(Items from an interface collection)

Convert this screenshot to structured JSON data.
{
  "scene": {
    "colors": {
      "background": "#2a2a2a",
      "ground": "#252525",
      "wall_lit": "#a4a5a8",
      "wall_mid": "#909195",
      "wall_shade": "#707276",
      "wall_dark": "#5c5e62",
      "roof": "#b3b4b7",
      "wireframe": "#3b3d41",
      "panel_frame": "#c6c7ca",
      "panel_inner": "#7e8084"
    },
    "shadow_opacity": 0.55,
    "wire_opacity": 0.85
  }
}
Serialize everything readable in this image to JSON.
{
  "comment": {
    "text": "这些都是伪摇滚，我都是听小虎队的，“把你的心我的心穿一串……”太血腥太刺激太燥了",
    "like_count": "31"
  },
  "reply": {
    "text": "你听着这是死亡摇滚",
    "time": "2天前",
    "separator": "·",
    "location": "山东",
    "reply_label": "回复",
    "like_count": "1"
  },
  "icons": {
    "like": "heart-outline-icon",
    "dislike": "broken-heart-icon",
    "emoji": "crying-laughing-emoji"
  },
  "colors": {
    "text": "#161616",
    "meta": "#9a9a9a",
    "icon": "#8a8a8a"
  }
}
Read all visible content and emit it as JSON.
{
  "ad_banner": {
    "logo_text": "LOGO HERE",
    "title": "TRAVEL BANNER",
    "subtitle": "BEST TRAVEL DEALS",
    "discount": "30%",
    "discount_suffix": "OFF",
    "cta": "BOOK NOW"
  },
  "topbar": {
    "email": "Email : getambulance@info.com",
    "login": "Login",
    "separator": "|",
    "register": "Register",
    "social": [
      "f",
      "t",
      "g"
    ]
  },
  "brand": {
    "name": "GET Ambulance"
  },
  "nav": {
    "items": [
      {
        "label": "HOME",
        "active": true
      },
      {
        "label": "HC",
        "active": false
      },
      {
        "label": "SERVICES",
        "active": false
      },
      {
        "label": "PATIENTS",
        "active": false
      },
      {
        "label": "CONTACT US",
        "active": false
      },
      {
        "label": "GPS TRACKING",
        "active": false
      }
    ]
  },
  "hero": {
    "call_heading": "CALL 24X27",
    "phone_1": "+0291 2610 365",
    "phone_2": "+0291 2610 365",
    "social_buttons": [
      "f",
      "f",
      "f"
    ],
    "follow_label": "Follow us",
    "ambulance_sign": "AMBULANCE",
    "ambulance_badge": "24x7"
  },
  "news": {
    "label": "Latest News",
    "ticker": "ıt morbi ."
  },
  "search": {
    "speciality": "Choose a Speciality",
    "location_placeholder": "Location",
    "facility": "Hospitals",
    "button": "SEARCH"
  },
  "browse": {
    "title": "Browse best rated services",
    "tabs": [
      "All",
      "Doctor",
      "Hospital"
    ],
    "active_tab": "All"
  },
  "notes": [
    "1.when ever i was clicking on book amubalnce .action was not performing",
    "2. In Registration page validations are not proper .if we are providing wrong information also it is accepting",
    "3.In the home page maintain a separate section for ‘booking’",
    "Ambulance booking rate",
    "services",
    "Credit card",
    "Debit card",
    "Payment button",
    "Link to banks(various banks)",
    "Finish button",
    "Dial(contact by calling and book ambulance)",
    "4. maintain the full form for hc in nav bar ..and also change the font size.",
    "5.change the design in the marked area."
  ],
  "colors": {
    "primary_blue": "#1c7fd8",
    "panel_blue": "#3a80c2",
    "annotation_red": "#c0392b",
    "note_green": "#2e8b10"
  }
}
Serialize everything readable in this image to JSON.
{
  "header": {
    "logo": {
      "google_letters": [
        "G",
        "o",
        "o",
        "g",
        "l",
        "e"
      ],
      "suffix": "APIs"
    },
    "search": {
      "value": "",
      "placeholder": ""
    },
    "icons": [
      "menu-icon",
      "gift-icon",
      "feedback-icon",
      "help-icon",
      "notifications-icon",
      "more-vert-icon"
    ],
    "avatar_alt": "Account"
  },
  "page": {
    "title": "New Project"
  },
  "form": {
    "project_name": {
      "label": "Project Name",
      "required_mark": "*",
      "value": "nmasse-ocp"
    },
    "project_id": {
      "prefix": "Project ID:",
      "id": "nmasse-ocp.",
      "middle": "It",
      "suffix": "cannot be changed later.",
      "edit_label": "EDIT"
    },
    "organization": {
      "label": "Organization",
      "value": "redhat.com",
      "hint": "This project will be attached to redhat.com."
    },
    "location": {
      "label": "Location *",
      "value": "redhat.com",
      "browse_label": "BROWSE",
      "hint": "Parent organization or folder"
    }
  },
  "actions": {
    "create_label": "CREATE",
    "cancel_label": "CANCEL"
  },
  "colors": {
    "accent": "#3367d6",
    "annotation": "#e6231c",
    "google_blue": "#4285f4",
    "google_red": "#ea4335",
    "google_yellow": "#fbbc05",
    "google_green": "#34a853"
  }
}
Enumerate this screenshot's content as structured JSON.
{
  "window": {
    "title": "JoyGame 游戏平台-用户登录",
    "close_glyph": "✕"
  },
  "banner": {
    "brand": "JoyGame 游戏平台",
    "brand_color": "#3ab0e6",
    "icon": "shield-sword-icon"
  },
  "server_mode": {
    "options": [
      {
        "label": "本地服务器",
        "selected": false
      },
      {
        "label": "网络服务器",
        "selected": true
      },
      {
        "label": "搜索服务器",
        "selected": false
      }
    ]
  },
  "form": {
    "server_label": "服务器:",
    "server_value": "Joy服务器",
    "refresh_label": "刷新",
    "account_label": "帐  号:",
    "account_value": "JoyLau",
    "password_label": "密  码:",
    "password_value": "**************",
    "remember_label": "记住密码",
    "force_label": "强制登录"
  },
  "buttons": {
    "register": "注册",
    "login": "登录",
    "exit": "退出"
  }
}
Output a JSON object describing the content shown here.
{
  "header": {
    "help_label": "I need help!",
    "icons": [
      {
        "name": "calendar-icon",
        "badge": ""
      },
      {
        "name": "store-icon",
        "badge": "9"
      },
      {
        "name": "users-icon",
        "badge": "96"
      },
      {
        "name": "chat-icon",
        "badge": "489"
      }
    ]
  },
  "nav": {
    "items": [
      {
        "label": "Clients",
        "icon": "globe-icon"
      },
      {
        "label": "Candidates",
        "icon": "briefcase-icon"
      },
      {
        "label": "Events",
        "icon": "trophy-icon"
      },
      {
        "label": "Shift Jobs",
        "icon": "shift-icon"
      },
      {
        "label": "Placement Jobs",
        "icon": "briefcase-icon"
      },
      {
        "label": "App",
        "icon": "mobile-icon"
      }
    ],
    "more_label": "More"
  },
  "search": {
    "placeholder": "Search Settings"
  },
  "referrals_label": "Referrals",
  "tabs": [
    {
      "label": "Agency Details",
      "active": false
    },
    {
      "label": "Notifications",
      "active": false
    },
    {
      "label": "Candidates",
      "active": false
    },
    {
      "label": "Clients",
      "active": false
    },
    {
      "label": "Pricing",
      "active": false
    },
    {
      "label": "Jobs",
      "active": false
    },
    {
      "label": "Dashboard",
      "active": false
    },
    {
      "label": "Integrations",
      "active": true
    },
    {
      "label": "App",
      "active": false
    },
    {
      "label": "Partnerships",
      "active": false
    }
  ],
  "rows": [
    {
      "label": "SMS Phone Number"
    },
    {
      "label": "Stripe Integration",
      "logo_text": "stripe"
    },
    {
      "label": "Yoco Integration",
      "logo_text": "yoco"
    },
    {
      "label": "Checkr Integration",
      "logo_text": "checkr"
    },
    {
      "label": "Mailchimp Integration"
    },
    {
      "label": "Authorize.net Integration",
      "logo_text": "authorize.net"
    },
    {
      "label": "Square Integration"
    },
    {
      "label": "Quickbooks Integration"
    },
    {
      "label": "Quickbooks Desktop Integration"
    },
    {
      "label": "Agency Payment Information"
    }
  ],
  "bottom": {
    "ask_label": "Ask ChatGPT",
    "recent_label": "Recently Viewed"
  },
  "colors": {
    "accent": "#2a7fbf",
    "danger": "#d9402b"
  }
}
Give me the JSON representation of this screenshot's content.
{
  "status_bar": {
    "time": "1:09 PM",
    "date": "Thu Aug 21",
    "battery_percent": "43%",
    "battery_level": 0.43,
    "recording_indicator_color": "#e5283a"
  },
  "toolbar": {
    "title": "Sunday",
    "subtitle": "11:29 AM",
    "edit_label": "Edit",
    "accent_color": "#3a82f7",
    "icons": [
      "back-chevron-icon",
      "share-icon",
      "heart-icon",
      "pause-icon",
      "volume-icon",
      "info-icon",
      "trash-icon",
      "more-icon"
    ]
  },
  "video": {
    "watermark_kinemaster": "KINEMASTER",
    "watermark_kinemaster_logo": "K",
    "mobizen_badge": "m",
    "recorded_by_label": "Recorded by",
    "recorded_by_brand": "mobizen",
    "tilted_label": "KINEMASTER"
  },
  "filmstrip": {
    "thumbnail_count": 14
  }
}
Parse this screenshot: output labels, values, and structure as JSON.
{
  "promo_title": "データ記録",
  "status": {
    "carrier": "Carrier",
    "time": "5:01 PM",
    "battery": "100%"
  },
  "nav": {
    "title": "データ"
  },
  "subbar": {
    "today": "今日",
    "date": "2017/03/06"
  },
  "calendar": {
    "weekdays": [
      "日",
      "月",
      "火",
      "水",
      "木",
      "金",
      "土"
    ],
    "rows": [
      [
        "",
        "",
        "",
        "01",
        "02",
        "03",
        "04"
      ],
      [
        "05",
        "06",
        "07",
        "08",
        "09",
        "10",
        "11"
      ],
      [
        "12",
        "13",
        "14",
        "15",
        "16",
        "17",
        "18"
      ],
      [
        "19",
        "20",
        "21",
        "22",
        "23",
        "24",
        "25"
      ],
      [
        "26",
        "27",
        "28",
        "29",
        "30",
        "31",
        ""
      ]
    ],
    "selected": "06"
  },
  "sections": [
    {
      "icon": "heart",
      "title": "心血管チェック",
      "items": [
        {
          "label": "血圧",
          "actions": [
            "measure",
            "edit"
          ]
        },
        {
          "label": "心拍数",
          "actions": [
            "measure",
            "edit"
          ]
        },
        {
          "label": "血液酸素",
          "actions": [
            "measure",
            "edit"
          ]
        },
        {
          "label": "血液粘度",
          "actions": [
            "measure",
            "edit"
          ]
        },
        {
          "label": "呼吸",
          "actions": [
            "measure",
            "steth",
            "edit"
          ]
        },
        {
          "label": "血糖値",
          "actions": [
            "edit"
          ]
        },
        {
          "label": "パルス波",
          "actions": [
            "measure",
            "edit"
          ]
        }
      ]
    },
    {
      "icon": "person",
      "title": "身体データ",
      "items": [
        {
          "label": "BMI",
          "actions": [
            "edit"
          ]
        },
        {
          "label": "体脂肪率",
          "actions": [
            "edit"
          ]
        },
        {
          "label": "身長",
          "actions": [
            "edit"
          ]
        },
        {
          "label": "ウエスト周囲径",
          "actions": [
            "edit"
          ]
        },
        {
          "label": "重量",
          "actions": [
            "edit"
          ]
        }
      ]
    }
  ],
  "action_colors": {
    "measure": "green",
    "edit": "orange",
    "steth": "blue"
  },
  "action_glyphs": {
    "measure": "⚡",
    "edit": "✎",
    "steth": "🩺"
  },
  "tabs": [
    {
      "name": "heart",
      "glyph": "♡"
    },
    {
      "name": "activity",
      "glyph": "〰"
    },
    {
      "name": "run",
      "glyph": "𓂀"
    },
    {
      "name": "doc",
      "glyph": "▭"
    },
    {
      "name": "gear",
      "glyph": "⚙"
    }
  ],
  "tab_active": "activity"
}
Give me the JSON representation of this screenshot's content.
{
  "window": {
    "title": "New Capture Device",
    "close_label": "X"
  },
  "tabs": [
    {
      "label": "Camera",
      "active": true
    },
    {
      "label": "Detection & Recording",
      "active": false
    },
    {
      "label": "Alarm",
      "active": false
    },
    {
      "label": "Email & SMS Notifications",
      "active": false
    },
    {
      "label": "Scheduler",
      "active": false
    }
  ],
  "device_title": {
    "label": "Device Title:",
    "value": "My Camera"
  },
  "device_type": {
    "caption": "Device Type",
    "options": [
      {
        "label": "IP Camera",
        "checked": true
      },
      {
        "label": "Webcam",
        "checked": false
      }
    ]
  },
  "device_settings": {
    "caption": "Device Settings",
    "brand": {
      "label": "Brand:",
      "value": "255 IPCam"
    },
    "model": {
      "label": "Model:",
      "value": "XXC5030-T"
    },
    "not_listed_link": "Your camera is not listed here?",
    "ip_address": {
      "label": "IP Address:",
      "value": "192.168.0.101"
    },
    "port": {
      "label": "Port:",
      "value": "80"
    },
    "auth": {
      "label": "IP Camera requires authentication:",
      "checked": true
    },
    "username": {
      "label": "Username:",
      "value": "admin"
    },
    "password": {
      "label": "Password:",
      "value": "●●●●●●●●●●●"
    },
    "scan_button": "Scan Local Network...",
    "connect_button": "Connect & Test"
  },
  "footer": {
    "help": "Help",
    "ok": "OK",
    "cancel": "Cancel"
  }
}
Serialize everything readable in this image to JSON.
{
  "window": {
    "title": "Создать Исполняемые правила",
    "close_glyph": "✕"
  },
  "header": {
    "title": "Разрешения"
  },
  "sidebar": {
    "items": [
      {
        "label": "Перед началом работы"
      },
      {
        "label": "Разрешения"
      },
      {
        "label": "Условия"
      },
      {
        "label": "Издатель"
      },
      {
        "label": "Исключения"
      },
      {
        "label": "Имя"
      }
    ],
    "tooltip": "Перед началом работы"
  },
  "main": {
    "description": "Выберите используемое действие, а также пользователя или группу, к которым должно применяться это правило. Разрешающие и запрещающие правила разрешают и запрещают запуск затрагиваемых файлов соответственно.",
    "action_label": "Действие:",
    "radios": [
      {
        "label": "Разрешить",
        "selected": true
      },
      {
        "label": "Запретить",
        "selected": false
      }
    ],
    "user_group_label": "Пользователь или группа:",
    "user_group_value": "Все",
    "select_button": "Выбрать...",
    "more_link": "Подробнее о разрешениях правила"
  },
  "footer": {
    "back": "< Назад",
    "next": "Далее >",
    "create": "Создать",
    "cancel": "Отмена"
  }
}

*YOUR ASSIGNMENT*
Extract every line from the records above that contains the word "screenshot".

*ANSWER SPACE*
Convert this screenshot to structured JSON data.
Enumerate this screenshot's content as structured JSON.
Give me the JSON representation of this screenshot's content.
Parse this screenshot: output labels, values, and structure as JSON.
Give me the JSON representation of this screenshot's content.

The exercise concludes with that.